Tuesday, September 29, 2015
Dear Whomever's Left To Read This,
We made it. By the sheer stubborness of the human spirit, we've managed to survive this past week by the skin of our teeth. From what I reckon, we were just a stone's throw away from society descending into complete anarchy and a post-apocalyptic dystopia where disagreements would only be settled by a buxom Tina Turner in the Thunderdome.
We made it eight whole days without NBC. Somehow, I am still alive.
Unless you dwell under a rock -- and a rock that must only have DirecTV, Dish Network, or a good pair of rabbit ears -- you probably know the score by now. Media General, the owners of KWQC, recently implemented a rate hike for cable companies who carry their stations. Mediacom (my cable company and very likely yours, too) responded by raising their corporate middle finger and vowing to remove KWQC from their basic cable service rather than pay out. Nasty letters were written, a whole lot of mud was flung from both sides, and a determined game of chicken started to play out.
It took eight days before anyone flinched. For the past week, KWQC has been black for those of us with Mediacom. It didn't come back until moments before I had to turn this column in. Hopefully, by the time this piece runs on Monday, we'll have forgotten all about the standoff and once again families will be gathered around the TV holding hands and watching "Hannibal."
I'm no television expert, but it seemed like both sides had a valid argument. Media General thinks it's unfair that Mediacom pays out the nose for other channels but not for local TV. Mediacom thinks it's unfair that they should have to pay for a channel that anybody with a pair of rabbit ears on their TV can get for free. I can see both sides of things. I just never thought it'd come to a week-long stalemate.
There are problems in the world, sure, but nothing could have prepared me for the long, lonely week of having my usual 164 channels cut down to a measly 163. Obviously, it was a crisis. And whenever I go into crisis mode, I take notes:
* Great. You miss ONE episode of "American Ninja Warrior" and you'll never be able to understand the plot. Frantically I've scanned the dial, but NBC appears to hold an unfair monopoly on shows involving grown men climbing on monkey bars. Bummer.
* You know the age-old philosophical question that wonders: if a tree falls in the forest and no-one's there to hear it, does it make a sound? Well, if Paula Sands is Live and no-one's there to watch her, does she still offer the same witty yet informative casual chit-chat about local events and tasty recipes? My hunch was yes, but who can know for certain?

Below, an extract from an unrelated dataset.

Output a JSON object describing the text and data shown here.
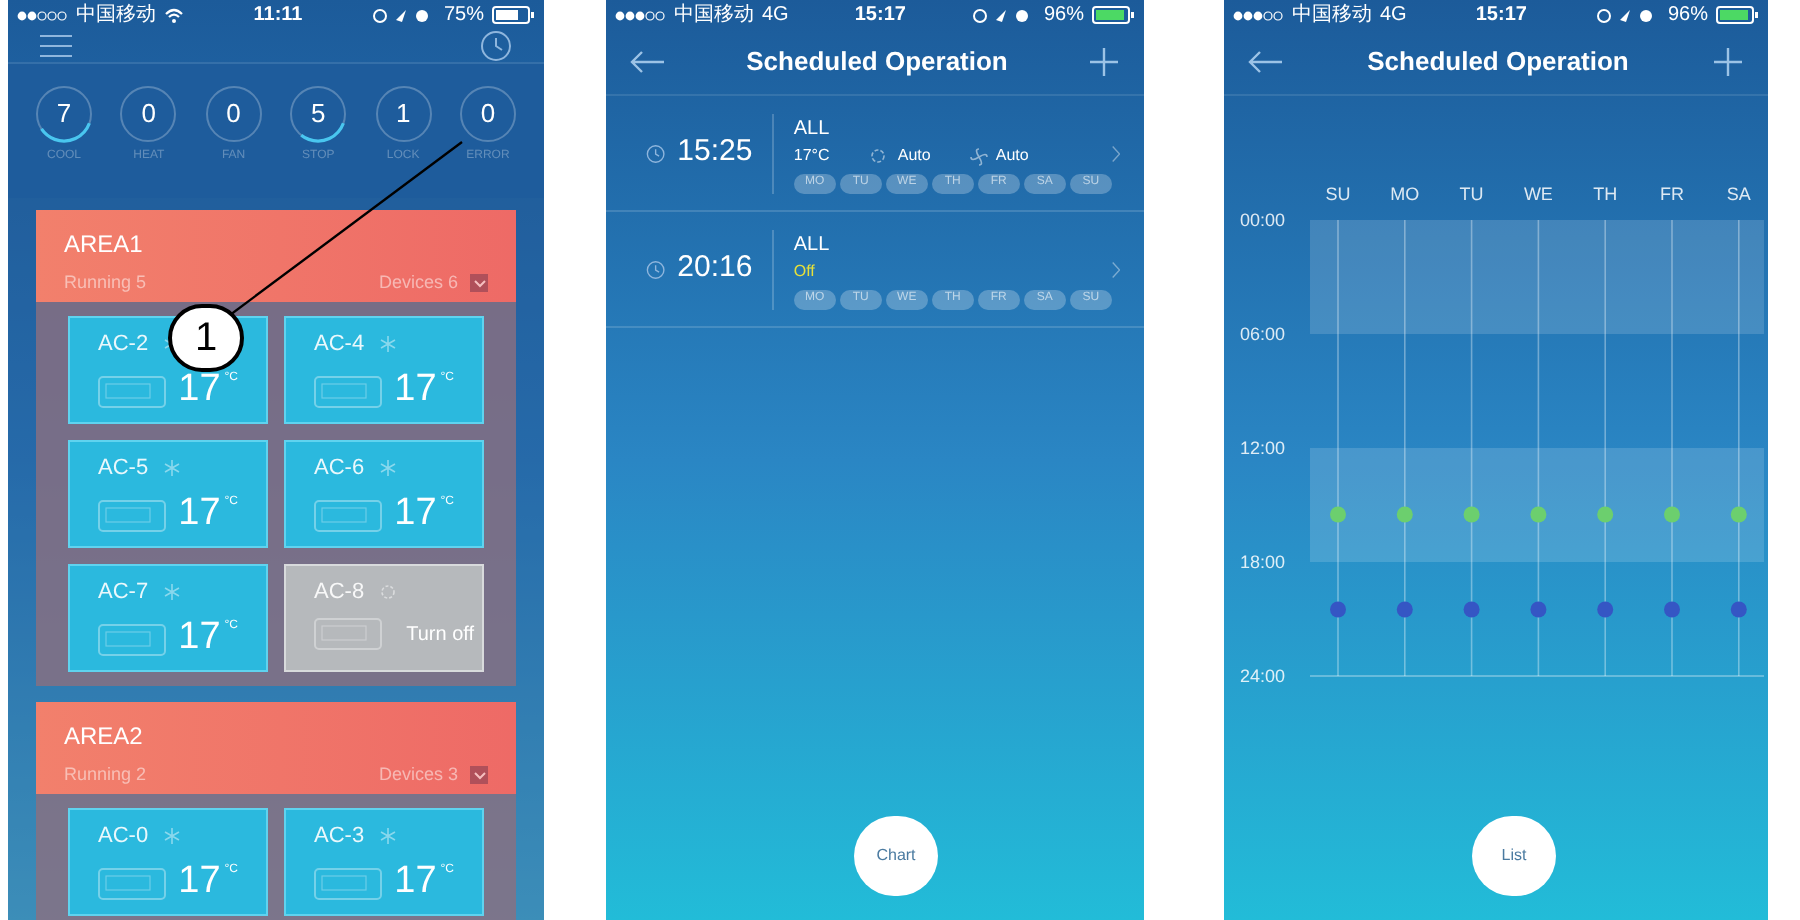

* Like most of you, a good portion of my daily thought process is spent wondering whether or not America's Got Talent. For a whole week there, I was blissfully unsure. Now that it's back on the air, I'm pretty sure we're talent-free. Except for Howie Mandel. He's a national treasure.

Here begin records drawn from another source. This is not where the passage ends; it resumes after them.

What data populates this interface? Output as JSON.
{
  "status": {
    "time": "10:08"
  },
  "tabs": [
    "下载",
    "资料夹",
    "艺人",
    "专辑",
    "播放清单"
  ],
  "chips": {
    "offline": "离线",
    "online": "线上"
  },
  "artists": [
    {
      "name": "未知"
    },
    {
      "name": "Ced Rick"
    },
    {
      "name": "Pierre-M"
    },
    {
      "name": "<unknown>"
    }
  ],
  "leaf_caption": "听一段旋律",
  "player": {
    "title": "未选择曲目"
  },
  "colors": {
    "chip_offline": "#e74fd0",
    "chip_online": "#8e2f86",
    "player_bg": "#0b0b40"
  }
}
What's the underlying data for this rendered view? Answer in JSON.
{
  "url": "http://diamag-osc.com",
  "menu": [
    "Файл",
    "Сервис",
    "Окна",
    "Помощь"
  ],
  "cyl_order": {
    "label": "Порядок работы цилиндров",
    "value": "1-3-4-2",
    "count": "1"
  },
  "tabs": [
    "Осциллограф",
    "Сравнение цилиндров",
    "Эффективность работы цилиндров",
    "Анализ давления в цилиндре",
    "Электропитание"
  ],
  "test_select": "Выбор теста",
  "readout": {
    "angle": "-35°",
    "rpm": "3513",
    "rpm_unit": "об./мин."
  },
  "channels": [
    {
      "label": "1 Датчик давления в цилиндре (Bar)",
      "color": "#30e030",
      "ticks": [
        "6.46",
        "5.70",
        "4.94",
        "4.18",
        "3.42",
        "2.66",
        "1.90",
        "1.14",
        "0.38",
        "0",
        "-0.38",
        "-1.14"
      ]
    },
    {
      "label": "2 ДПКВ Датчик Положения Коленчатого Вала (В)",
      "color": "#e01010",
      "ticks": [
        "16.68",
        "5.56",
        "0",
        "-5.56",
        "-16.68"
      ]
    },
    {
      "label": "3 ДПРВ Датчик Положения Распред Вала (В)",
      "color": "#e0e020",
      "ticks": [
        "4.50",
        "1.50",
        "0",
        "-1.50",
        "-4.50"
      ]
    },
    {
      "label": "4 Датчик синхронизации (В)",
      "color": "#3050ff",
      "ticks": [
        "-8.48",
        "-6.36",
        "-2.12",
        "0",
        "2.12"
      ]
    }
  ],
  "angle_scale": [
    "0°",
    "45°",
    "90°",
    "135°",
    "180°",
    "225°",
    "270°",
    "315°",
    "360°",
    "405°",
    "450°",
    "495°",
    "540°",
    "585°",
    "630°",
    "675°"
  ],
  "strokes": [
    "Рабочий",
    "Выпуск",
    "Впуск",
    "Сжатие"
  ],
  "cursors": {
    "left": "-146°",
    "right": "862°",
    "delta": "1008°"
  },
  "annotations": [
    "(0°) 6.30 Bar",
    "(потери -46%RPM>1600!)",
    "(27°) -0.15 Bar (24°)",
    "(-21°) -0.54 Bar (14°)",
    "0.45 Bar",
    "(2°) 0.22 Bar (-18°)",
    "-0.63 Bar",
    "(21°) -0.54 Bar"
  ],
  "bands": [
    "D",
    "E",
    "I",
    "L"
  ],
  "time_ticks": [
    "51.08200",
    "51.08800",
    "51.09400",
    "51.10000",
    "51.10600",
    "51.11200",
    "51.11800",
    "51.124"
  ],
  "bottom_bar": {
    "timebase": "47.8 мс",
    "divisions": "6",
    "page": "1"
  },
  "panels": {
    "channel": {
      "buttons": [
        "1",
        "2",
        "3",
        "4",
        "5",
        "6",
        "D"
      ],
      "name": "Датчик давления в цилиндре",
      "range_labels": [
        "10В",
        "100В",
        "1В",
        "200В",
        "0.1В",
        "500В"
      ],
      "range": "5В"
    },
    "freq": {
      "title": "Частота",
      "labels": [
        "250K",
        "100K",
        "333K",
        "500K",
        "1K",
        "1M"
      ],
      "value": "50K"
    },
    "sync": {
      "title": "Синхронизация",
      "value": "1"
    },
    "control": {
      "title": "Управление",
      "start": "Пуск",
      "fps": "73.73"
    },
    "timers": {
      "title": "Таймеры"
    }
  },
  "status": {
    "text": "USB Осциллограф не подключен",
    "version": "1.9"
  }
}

* No NBC on Thursday night meant I missed all the greats: The Office, 30 Rock, Parks & Rec... then I remembered that NBC cancelled all their good shows. All any of us can do now is miss them, and I really, really do. Hint: If you want to call something 'Must See TV,' one of the prerequisities should probably involve airing shows that one must see.
* I've never seen more than a few minutes of the show, but the minute I no longer had the option to, the only thing I wanted to watch was "Chicago Fire." I turned to WGN instead to watch news coverage of an ACTUAL fire in Chicago, but it just wasn't the same. The drama wasn't heavy enough and none of the firefighters seemed to be having any clandestine love triangles that I could tell. Yawn. Maybe I should've turned to ESPN and watched the Chicago Fire play soccer instead.
* George Stephanopolous, you are a fellow liberal, a political powerhouse, and a savvy media expert. But you, sir, are no Matt Lauer. As much as "Good Morning America" tries, it will never match the blessedly banal banter of the "Today" show that I've come to rely on daily. Ask anyone I work with and they'll tell you I've been walking into the office grumpy for the past week. I just realized it's all because I wasn't being gently wooed into consciousness by the dulcet tones of Al Roker.
* J'accuse, KWQC! To add insult to injury, you've now given me horrible stomach cramps. You see, I couldn't watch "Law & Order: SVU," so instead I logged onto Hulu. That caused me to binge-watch several episodes of "Top Chef," which then caused me to believe erroneously that I was capable of cooking food myself, which in turn caused me to attempt a chili recipe that was waaaay too spicy, which appears to be the cause of my current critical levels of stomach distress. I trust I can send my gastroenterologist bills your way?
At the end of the day, losing a major network didn't bother me as much as I thought it might. It could have been much worse. NBC recently picked up the rights to NASCAR, and if they'd decided to run one of their races in primetime during the blackout? Let's just say I'd hate to have been the guy answering the complaint line once you riled up NASCAR Nation.
So, crisis averted and we get to hold off construction of the Thunderdome for now. Tina's going to be super disappointed.